◆ WHAT YOU SHOULD DO: Where in the data does the word "系统字段" appear? Find those lines and copy them.

◆ EXERCISE MATERIALS:
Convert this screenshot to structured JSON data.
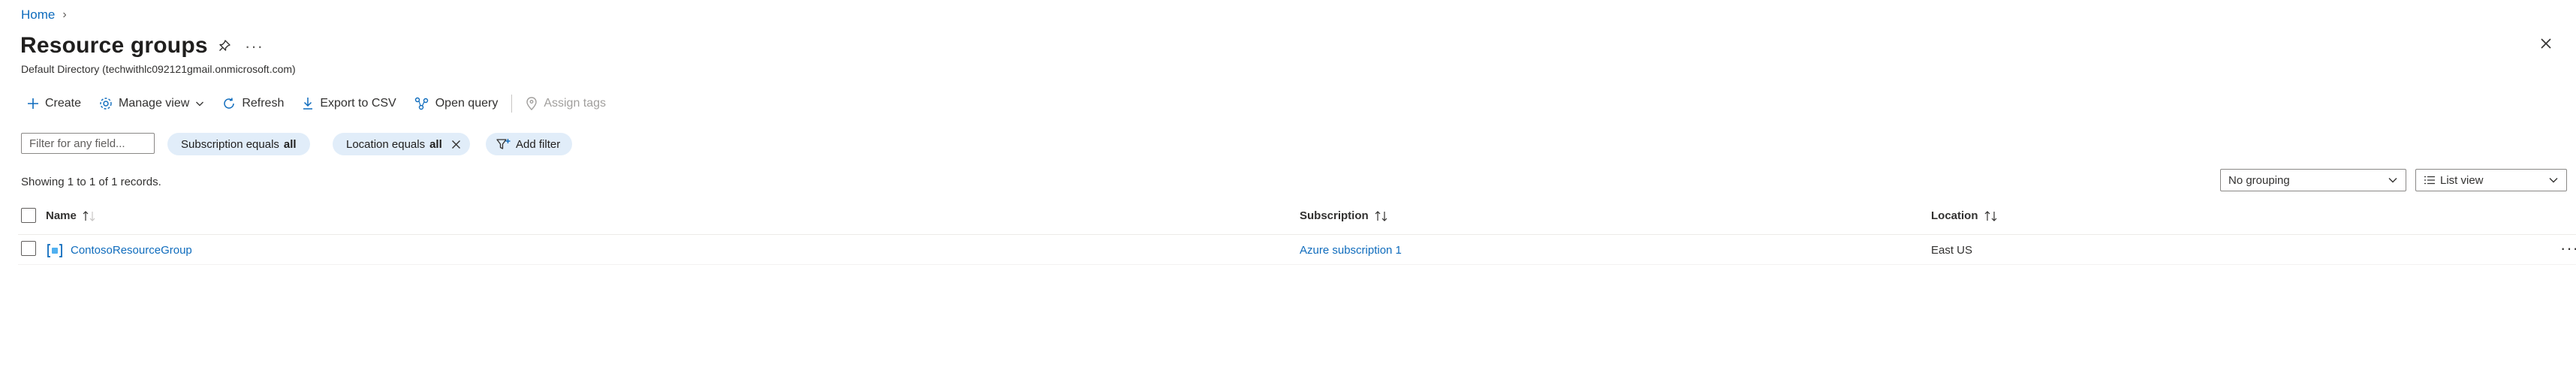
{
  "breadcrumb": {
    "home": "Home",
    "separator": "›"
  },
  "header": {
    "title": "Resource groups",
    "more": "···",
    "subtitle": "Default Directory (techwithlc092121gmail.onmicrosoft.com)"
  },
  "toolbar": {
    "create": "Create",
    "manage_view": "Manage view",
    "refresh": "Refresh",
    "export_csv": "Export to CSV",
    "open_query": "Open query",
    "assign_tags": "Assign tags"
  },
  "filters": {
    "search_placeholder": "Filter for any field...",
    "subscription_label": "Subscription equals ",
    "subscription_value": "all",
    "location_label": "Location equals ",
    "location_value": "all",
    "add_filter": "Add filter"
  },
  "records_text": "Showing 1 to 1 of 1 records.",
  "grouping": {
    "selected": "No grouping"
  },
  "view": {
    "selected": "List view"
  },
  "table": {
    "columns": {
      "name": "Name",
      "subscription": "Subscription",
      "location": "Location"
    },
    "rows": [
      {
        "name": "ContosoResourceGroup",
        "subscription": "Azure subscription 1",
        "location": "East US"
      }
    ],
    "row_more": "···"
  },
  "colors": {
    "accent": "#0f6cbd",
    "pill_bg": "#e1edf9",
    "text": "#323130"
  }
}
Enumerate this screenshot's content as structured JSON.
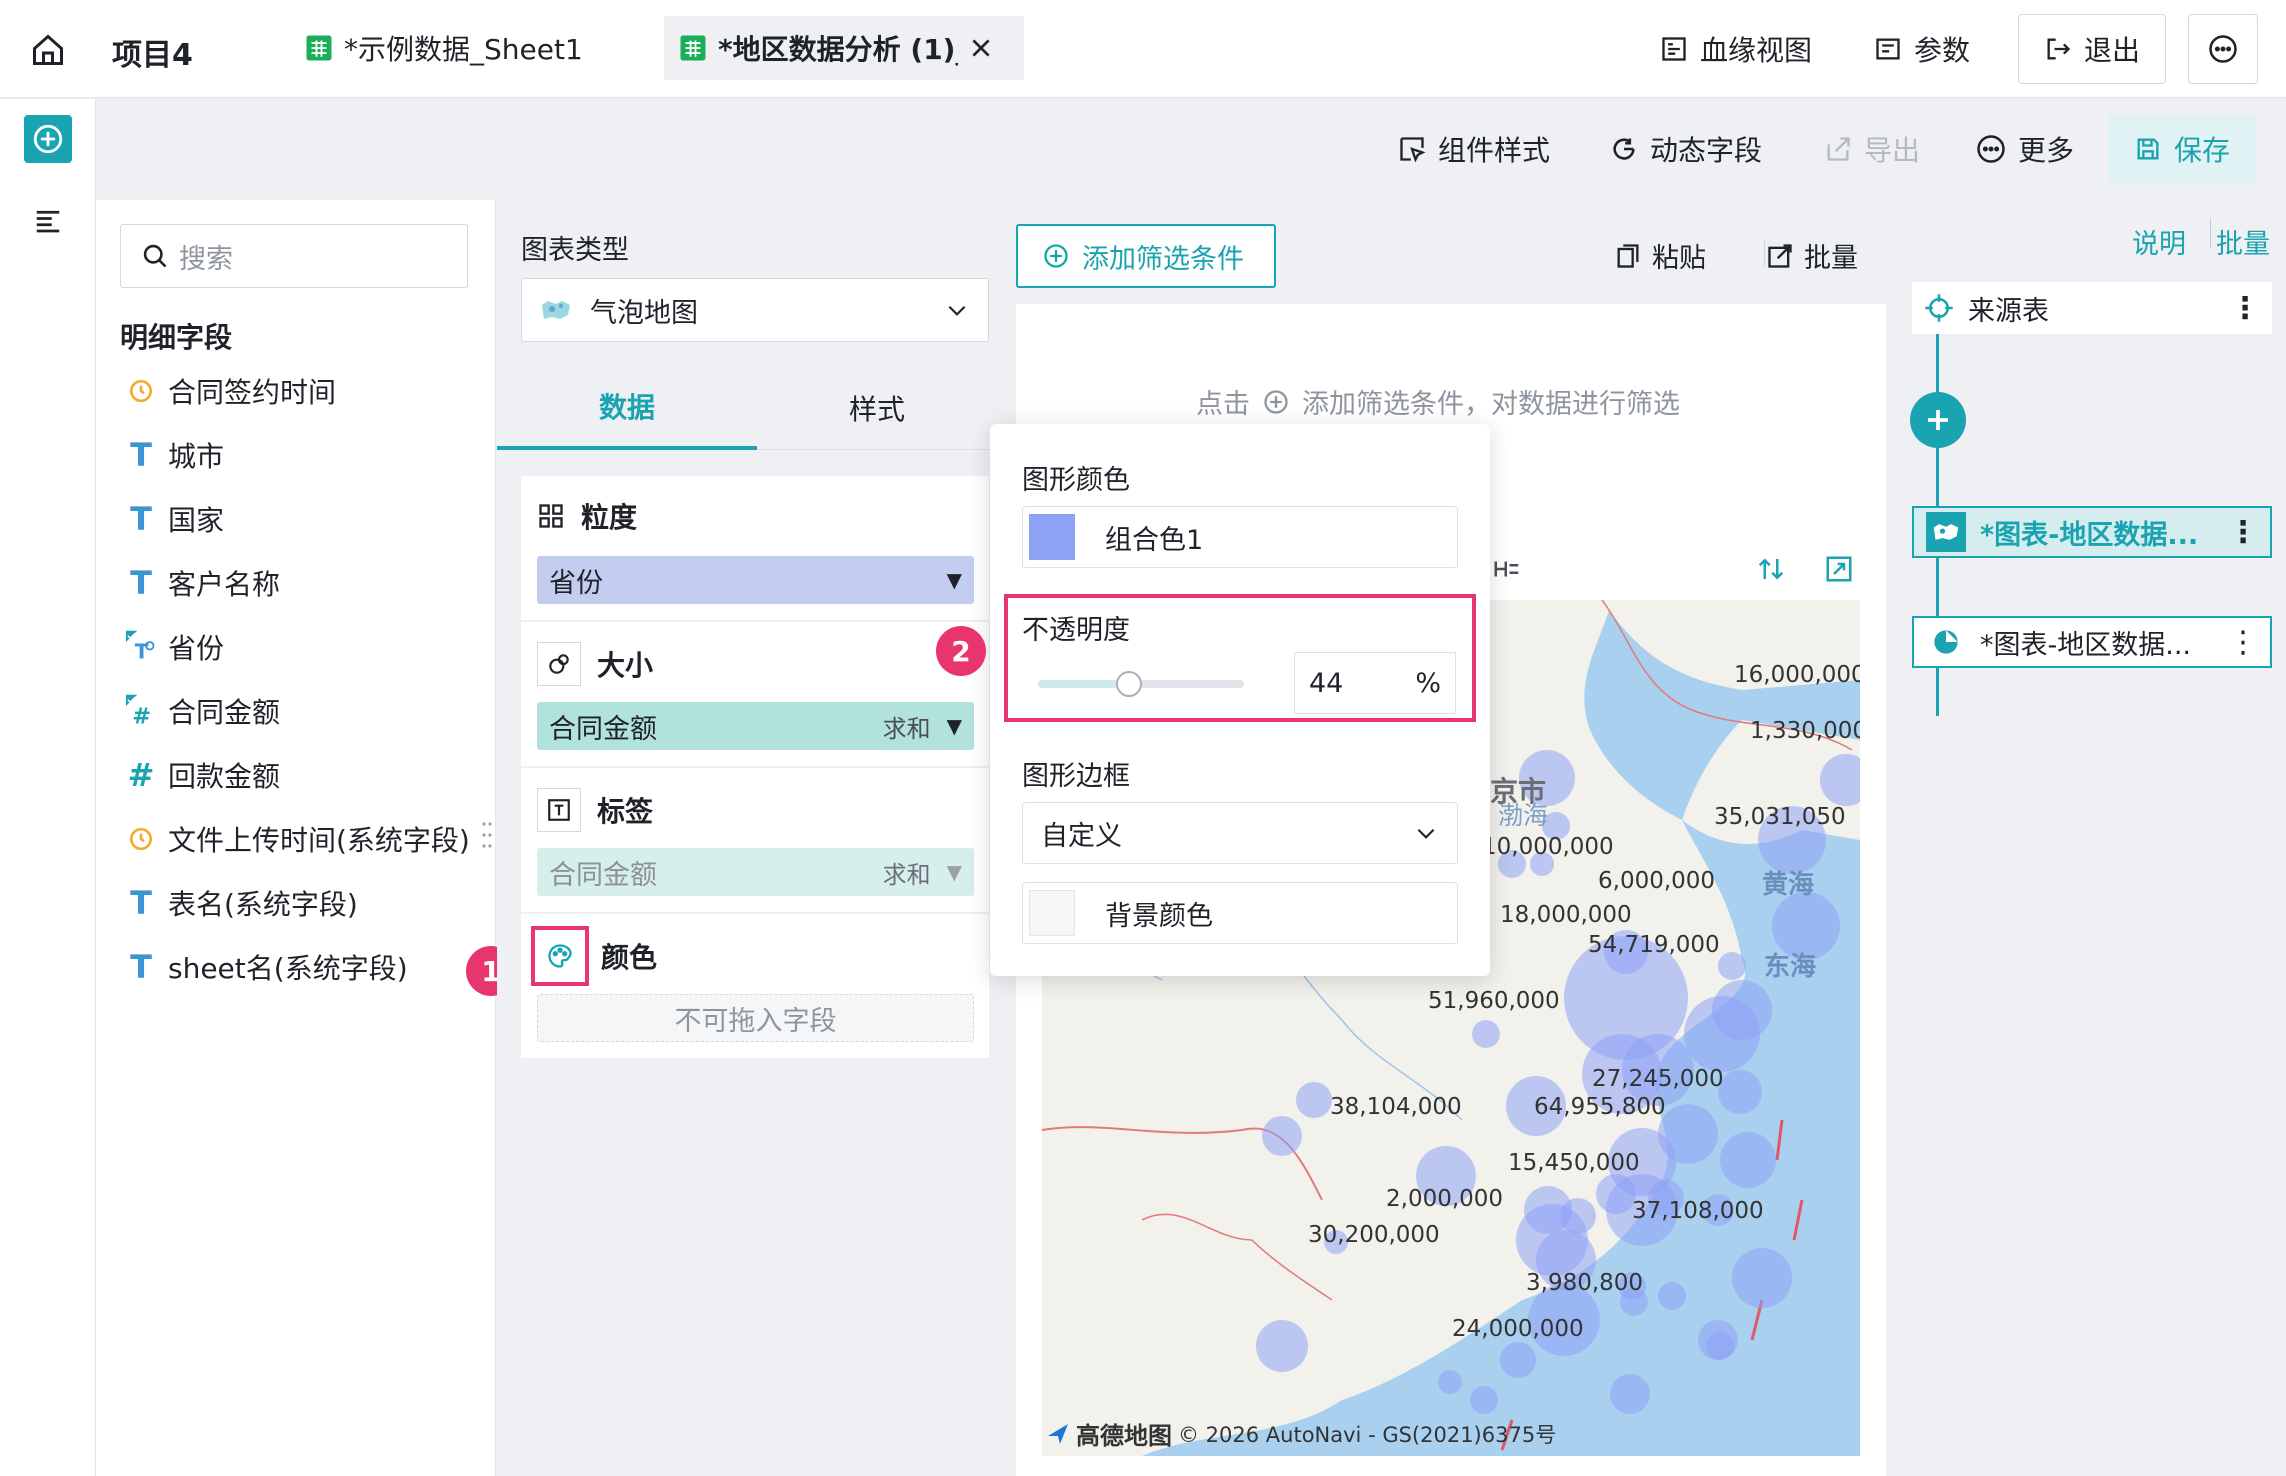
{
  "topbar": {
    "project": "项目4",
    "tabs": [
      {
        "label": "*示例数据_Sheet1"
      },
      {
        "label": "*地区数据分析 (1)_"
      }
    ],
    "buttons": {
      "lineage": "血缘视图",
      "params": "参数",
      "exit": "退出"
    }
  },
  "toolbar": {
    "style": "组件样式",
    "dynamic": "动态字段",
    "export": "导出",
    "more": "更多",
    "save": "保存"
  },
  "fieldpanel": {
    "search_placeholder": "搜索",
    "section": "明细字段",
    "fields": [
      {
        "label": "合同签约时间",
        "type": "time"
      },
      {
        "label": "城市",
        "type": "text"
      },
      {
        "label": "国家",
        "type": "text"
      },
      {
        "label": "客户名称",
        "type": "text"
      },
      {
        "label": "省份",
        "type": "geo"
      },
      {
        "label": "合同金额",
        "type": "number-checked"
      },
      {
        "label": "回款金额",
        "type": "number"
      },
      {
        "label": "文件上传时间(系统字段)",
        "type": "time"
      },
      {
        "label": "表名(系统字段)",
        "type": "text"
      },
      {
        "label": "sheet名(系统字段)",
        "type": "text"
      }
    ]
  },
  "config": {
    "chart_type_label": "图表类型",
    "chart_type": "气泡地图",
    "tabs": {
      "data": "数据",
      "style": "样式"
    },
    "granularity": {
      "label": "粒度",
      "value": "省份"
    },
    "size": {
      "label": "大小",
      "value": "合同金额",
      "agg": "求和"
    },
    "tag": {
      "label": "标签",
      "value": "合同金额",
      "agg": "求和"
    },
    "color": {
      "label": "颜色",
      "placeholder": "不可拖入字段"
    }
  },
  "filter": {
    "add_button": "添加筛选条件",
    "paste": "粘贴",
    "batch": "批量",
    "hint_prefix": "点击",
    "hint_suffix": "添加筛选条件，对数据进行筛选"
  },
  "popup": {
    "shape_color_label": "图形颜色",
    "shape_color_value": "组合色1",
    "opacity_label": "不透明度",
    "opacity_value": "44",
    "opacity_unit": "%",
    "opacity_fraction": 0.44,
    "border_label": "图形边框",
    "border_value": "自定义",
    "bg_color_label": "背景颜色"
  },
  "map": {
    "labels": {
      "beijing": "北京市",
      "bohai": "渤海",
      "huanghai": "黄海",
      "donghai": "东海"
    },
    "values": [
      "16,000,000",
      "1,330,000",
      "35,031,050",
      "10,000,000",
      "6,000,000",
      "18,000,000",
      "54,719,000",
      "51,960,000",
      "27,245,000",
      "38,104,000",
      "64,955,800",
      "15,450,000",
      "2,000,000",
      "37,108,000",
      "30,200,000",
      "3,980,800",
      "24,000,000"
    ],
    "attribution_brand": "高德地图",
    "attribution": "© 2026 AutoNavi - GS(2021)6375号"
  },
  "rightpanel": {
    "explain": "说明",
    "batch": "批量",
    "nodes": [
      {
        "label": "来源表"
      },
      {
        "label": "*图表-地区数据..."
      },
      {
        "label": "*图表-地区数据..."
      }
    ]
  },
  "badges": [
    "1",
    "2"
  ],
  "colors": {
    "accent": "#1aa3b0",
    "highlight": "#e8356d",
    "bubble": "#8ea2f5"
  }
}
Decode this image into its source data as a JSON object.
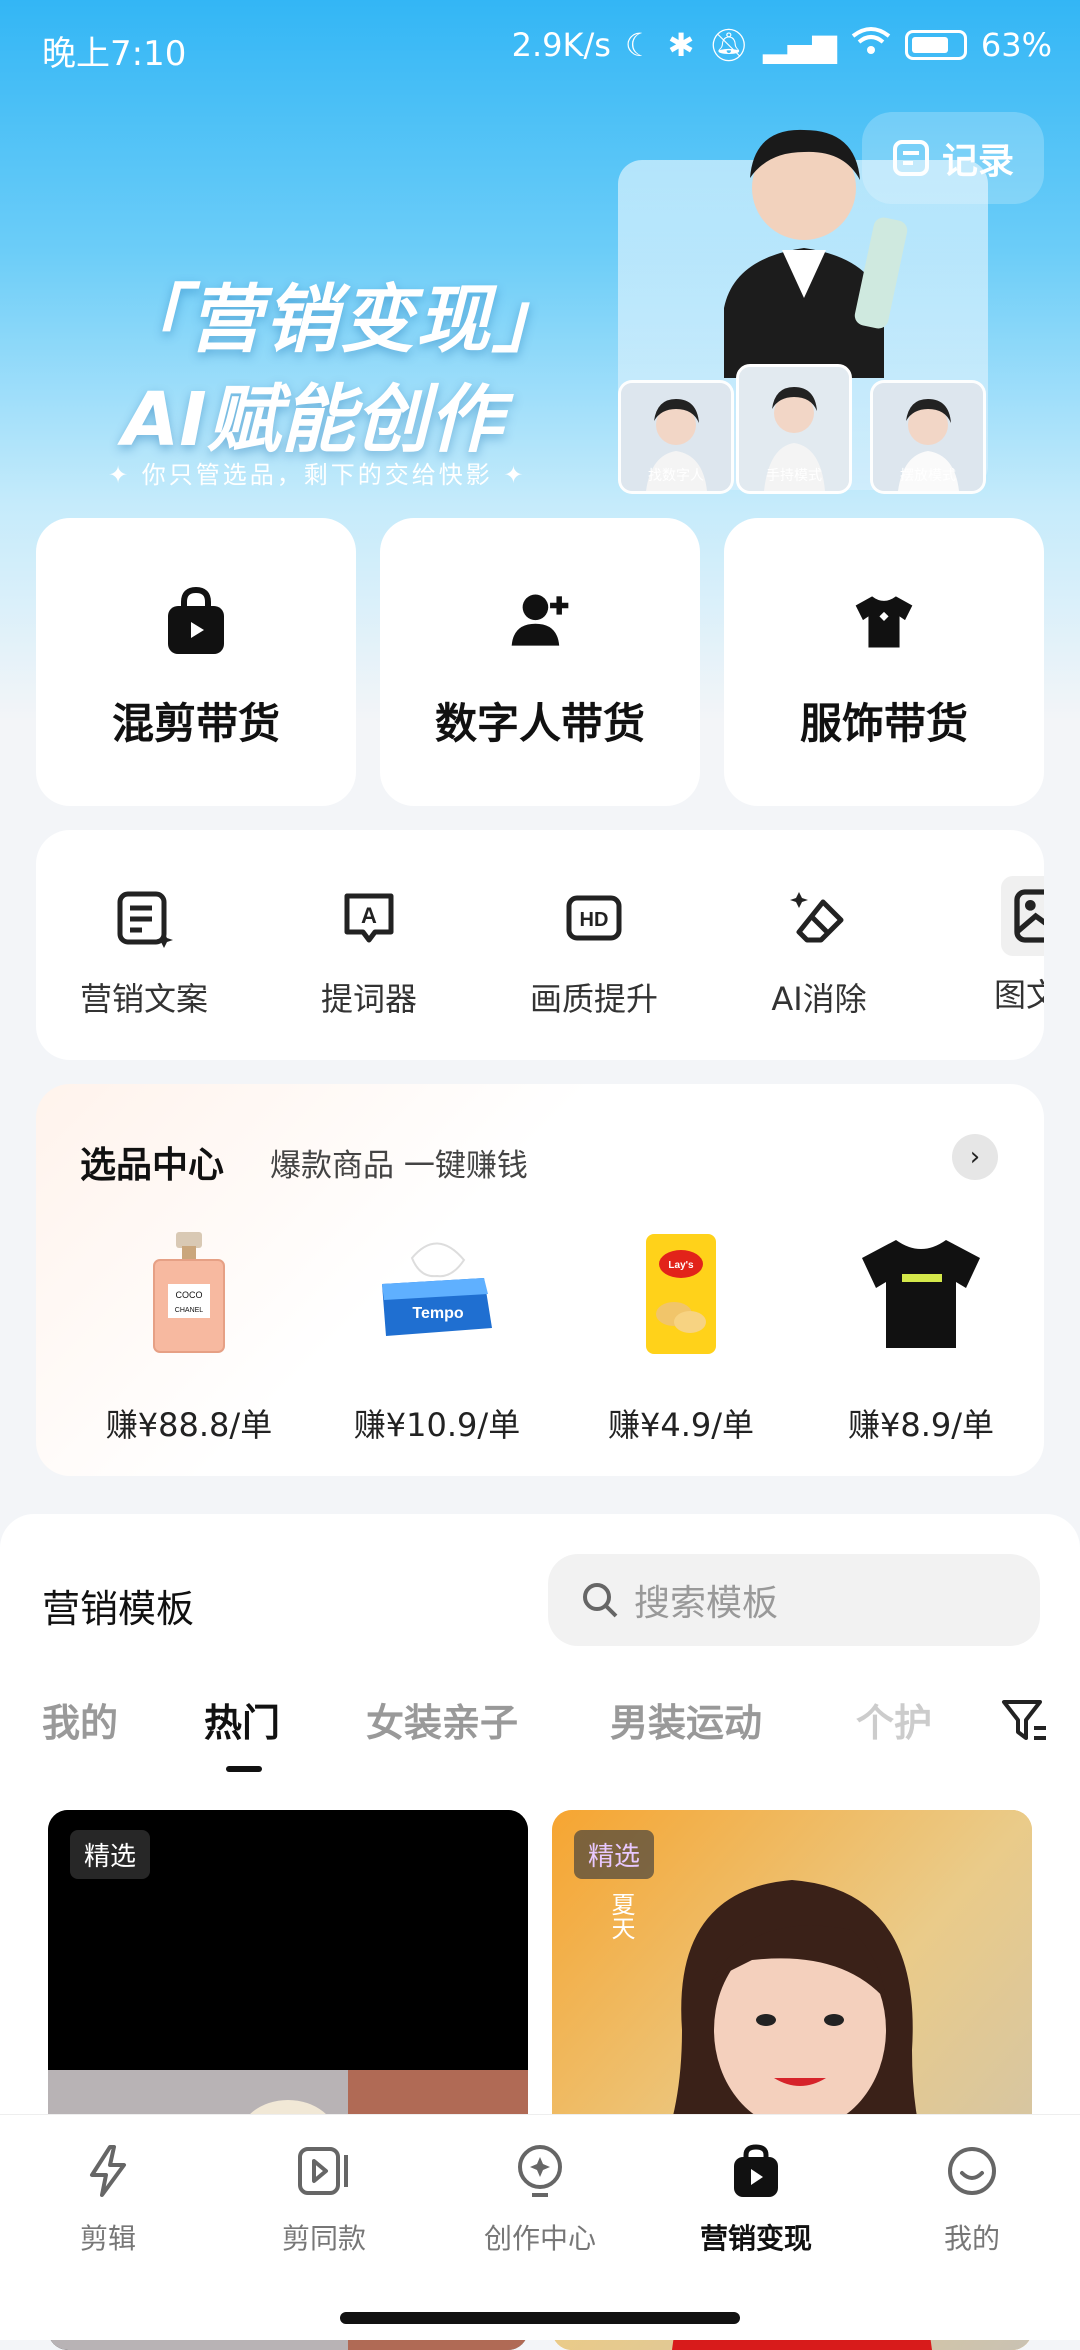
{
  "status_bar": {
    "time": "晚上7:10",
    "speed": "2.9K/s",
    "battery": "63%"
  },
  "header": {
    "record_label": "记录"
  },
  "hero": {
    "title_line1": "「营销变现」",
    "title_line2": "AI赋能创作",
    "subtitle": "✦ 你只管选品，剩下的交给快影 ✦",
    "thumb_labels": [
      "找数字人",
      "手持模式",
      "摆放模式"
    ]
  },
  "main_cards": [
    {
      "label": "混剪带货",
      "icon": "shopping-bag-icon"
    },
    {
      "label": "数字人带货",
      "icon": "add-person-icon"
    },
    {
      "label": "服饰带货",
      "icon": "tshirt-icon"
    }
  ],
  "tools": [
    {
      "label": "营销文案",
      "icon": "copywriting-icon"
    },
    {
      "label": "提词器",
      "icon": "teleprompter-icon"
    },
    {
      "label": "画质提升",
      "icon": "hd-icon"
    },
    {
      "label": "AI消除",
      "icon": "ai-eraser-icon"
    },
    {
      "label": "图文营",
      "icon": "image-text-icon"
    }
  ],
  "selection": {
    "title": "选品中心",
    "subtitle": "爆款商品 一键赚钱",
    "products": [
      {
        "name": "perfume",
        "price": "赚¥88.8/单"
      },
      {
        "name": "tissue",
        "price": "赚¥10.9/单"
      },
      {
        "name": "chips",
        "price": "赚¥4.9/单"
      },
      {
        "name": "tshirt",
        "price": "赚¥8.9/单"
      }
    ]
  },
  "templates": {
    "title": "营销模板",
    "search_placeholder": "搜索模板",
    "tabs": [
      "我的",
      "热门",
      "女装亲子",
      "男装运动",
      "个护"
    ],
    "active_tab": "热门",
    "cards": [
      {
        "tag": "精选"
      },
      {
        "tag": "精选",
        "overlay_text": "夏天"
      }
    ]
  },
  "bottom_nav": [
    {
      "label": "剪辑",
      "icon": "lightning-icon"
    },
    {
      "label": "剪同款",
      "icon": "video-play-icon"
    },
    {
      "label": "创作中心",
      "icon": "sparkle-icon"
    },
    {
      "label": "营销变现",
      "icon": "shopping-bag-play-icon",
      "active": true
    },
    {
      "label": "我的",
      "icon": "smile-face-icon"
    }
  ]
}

◆ SOLUTION:
        "label": "文件上传时间(系统字段)",
        "label": "表名(系统字段)",
        "label": "sheet名(系统字段)",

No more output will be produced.